We took part in the project because I felt that it would be a good opportunity to share with others what amazing amenities our local green areas are. Both parks provide a space where to walk and cycle safely, be in contact with nature, meet friends and have fun. They are the go-to place in the community not only for leisure reasons, but also because they provide a beautiful alternative route to access Douglas village from the surrounding areas in an accessible way and away from motor traffic.
They also give you variety: one is wild, giving you a full immersion in nature, while the other is a typical urban park with a playground, exercise facilities and coffee places. When we walk or cycle there, we meet other residents, and we feel part of the community.
During the pandemic, having both parks within our two kilometre radius made a significant difference to us in terms of activities that we could do outside of our home, and contributed to maintain our mental sanity as a family with a small child. The Ballybrack Woods became our “back garden”, full of hidden places to discover and play in. I felt that footfall in the parks increased considerably during lockdown, which speaks to me to the potential that green spaces (or their absence) have to make (or break) the wellbeing of a community.
Taking part in Mick’s project helped us to appreciate even more all the amenities available to us in these two parks, while also highlighting what may be improved from our perspective. Both areas are managed and monitored, accessible, with plenty of opportunities for play (formal and informal). Littering and dog fouling are an ongoing problem, particularly in the Ballybrack Woods, which could do with more bins and tackling of group drinking.
However, the Douglas Park has recently undergone major changes related to the flood scheme, which have brought an increase in number of benches and bins, a beautiful new path and overall an improved atmosphere. In Ballybrack Woods, new information boards were installed a couple of weeks ago, which give you a sense of its history and wildlife; fascinating for kids and grown-ups.

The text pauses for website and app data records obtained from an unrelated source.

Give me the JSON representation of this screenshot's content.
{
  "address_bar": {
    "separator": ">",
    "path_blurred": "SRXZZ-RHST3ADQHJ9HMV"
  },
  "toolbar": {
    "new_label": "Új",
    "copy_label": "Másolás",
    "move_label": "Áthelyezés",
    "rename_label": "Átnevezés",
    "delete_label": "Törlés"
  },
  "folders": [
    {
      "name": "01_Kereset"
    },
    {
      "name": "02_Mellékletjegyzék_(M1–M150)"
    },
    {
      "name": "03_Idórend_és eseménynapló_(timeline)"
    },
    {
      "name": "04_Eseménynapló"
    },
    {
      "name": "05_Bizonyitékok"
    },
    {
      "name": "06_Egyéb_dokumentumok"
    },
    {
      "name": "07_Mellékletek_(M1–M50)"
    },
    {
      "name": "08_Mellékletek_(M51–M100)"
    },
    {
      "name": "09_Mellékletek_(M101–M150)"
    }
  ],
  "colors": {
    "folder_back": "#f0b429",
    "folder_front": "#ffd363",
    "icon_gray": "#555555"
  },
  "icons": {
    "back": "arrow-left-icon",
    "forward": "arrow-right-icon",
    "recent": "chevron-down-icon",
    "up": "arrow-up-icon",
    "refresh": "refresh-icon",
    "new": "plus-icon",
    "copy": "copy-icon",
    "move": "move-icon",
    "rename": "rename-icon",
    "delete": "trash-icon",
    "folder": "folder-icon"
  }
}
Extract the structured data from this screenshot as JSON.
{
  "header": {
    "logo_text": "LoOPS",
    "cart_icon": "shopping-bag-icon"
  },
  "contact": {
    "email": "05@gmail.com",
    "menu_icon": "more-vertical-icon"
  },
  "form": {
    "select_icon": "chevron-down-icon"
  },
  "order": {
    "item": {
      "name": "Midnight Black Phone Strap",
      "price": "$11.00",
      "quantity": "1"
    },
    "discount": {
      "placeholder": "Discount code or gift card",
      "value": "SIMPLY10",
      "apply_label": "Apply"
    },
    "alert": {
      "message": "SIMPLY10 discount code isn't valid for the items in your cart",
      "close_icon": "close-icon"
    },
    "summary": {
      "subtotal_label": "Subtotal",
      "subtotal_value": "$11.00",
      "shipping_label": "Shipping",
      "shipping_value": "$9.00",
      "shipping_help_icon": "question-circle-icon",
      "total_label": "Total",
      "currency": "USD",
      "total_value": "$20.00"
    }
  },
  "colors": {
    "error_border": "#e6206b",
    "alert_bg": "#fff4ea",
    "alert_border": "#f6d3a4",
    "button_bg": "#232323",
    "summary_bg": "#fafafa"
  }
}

I feel lucky to live near such good examples of urban parks, and I was delighted to contribute to making the public more aware of the beautiful outdoor locations we have in Cork City. The project was also an excellent example of grassroot citizen science initiative, of which I would love to see more in Cork. Hopefully the project will promote a conversation about green spaces in Cork and how important it is to protect and cherish them for the welfare of the community.”